Task to carry out: Answer with a number only, stating how many lines of the records hold the word "Collection".

Collected data entries:
Start of Block

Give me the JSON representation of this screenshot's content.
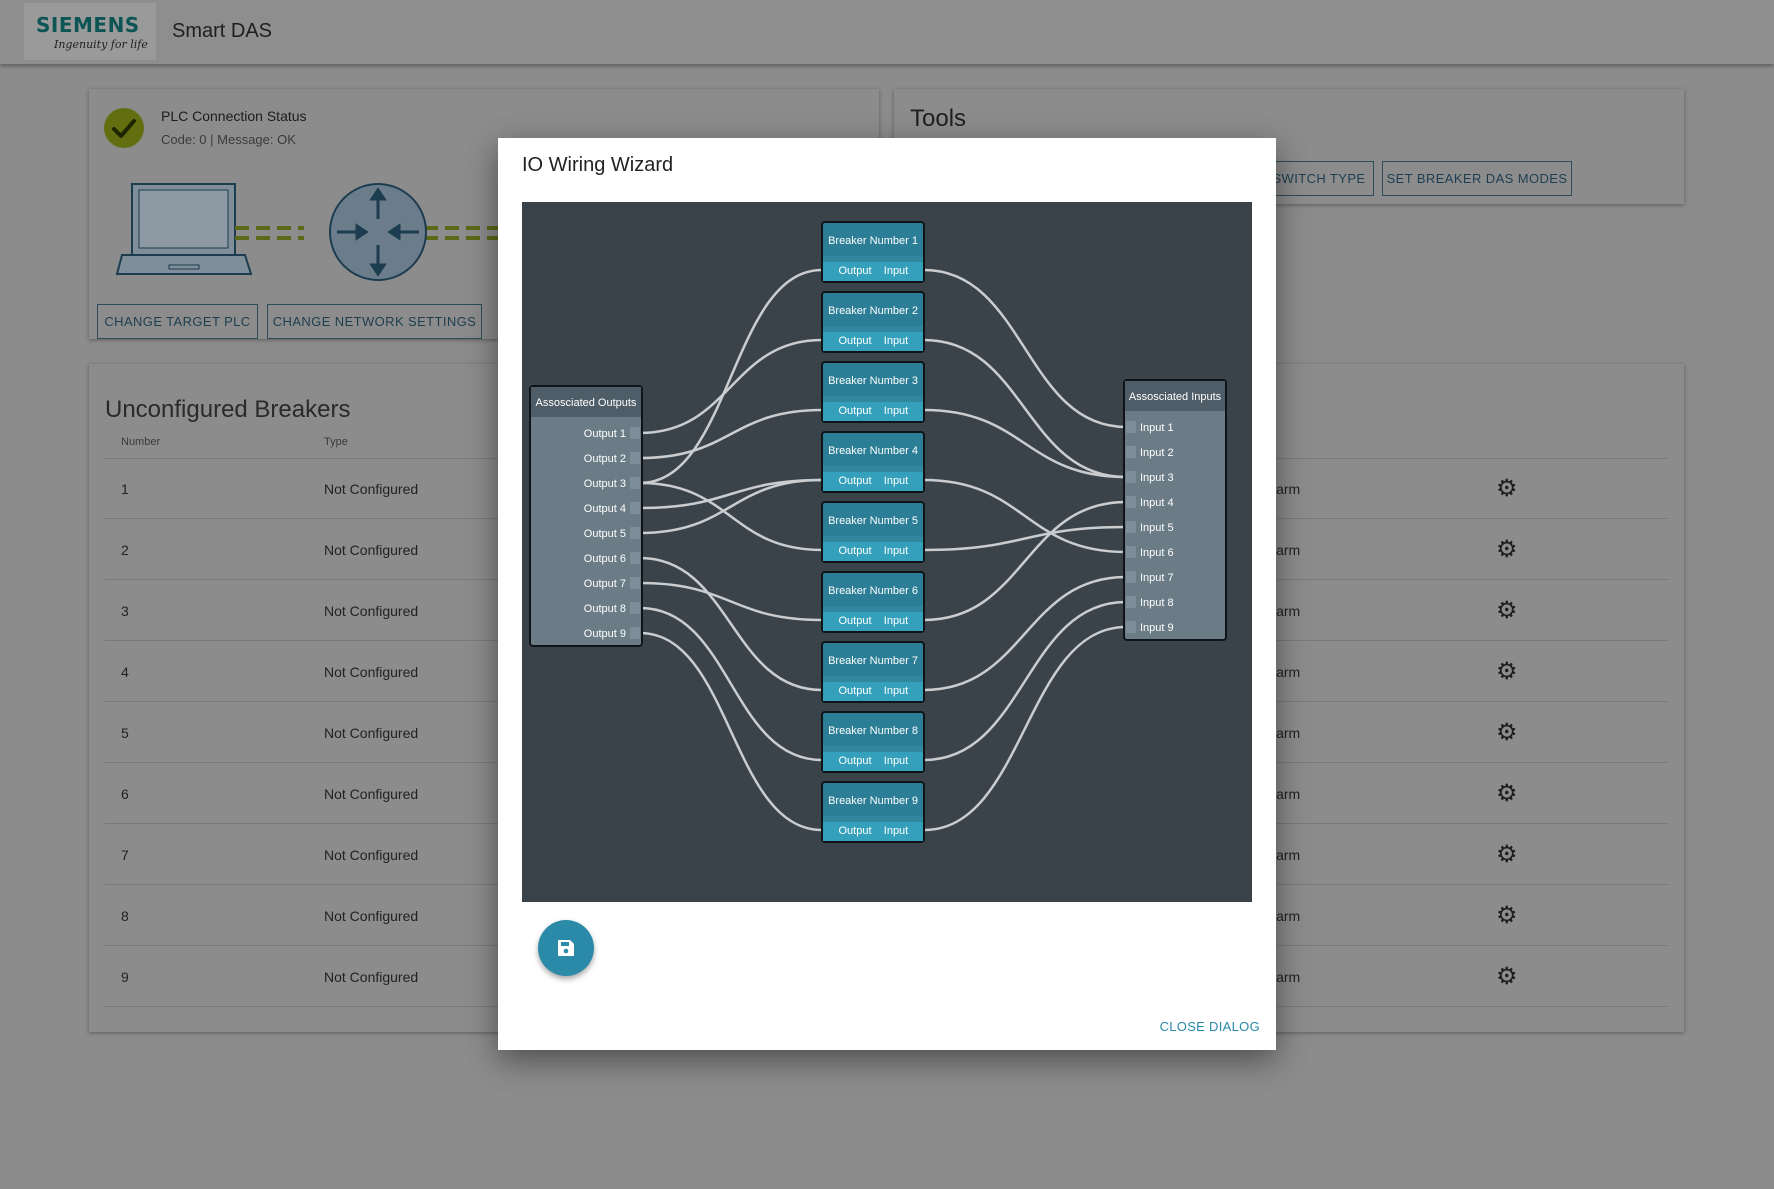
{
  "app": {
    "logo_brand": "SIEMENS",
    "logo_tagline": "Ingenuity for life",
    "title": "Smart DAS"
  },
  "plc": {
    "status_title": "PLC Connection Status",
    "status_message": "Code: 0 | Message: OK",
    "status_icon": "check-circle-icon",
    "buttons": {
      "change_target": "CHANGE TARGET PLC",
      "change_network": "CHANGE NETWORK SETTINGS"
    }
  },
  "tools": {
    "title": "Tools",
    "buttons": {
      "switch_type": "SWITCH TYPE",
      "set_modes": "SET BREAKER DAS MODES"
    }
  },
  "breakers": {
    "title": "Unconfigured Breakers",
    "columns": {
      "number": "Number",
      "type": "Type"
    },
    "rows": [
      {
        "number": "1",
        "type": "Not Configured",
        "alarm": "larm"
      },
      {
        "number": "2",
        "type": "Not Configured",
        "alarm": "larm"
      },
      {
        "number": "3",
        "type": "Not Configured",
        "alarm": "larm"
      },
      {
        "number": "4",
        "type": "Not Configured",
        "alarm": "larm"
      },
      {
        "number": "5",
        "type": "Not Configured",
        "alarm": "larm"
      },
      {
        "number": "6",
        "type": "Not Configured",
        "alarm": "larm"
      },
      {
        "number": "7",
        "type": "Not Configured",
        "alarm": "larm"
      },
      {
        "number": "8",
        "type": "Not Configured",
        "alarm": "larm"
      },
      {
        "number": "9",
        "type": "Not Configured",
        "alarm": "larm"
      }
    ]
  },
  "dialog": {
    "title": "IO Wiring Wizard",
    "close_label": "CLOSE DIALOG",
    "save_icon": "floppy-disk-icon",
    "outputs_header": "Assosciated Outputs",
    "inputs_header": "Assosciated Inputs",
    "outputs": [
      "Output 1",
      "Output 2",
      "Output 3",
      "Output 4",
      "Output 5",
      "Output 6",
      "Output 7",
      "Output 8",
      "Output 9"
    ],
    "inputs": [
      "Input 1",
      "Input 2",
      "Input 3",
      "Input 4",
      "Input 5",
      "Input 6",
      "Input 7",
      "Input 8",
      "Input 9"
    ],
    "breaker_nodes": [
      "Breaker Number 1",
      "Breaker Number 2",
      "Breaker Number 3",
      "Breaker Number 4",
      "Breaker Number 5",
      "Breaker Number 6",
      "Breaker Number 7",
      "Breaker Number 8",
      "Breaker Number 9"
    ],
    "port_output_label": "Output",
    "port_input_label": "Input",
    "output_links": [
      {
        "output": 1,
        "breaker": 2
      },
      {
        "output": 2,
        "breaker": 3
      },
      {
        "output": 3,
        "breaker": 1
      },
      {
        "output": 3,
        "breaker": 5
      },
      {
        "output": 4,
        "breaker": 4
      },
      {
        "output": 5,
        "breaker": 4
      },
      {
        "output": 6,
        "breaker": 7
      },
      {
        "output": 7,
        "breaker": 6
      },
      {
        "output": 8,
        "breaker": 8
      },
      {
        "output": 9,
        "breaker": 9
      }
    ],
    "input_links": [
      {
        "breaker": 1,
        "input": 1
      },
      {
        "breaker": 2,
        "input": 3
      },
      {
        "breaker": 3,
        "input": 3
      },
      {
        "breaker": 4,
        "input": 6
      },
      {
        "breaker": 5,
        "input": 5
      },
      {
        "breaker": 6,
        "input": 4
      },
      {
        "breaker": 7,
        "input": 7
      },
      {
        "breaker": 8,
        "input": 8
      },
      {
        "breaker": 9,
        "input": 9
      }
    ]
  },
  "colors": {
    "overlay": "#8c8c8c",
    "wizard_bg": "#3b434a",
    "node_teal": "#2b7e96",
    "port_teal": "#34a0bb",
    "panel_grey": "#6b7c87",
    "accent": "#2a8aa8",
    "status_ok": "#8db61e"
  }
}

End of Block
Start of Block

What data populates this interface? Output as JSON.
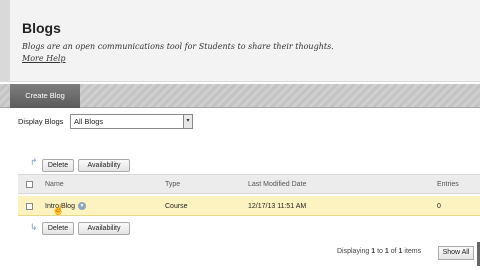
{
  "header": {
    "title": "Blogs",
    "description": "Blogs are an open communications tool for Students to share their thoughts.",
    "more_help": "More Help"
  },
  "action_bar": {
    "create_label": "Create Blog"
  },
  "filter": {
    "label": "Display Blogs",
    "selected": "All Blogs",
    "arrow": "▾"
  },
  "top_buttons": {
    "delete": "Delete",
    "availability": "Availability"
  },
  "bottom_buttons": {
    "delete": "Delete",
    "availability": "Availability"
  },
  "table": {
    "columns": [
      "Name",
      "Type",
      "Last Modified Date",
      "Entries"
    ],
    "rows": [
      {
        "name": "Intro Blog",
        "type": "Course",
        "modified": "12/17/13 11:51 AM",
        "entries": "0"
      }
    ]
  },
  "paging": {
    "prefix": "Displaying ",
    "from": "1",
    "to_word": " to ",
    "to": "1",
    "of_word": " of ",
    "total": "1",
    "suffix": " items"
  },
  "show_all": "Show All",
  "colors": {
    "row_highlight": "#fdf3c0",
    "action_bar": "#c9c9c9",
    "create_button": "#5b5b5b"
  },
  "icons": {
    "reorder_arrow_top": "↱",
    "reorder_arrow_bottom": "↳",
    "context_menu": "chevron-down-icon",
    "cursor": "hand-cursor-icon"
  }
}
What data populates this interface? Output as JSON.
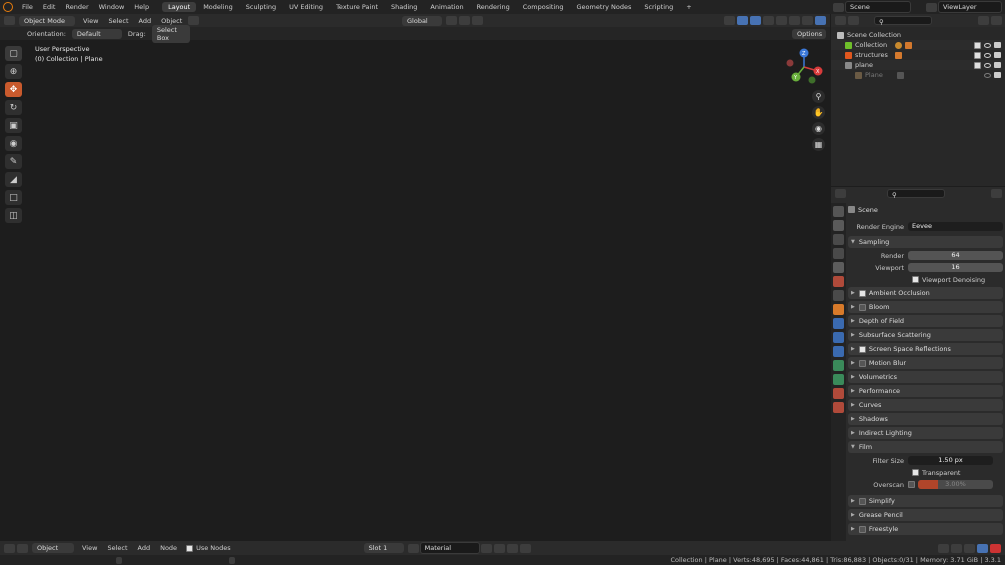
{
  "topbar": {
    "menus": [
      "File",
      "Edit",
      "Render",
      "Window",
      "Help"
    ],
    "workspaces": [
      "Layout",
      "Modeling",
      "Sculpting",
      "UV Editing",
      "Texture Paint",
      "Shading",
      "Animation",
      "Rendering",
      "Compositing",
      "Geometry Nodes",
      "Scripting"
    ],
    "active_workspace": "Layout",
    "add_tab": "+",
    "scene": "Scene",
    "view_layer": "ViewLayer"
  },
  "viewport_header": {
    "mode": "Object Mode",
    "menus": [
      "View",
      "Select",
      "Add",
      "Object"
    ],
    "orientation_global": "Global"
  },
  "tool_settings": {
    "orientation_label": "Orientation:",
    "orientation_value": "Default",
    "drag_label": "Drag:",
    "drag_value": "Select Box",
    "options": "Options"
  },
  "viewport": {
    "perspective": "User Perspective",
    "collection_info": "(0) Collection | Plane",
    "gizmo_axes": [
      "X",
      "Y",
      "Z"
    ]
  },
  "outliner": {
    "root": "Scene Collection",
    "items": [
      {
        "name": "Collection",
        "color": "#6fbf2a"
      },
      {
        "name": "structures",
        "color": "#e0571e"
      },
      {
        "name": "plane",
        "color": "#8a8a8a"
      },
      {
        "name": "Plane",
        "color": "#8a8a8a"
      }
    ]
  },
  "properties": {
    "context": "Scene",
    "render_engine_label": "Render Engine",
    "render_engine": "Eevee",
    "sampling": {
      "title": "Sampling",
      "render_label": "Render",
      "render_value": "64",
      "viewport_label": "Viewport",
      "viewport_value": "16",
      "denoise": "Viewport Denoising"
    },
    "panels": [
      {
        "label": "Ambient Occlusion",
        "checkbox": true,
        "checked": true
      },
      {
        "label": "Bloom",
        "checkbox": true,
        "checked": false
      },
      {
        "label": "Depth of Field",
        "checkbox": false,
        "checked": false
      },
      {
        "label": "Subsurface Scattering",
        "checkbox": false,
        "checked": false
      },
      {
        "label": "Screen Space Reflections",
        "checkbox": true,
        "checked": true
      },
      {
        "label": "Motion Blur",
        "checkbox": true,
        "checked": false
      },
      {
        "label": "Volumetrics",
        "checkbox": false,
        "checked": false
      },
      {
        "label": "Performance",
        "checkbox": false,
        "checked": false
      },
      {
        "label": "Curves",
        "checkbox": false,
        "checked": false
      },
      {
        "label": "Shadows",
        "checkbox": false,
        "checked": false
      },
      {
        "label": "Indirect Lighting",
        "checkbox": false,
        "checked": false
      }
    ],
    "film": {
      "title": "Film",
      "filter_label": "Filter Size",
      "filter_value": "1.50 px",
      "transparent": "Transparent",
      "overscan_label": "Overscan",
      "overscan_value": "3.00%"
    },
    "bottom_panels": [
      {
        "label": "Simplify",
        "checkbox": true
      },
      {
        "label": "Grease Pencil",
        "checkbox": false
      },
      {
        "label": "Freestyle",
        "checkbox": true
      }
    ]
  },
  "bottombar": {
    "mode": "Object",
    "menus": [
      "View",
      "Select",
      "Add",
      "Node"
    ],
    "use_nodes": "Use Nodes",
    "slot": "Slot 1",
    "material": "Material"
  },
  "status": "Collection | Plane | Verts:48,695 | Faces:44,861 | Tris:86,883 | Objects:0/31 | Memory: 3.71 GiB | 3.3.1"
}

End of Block
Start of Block

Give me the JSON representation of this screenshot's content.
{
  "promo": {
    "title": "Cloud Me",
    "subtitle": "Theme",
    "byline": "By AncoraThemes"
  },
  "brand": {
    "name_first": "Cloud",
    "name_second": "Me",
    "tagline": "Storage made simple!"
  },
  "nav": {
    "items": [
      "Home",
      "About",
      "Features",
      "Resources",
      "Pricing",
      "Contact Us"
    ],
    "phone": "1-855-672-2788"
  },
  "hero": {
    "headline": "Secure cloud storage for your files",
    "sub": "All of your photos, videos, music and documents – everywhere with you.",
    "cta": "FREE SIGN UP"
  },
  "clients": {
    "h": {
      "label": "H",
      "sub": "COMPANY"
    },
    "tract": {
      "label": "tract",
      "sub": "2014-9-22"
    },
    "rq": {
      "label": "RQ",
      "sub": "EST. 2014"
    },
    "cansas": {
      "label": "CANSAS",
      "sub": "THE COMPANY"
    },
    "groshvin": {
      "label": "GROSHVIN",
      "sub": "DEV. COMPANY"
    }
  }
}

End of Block

Answer to the problem: 4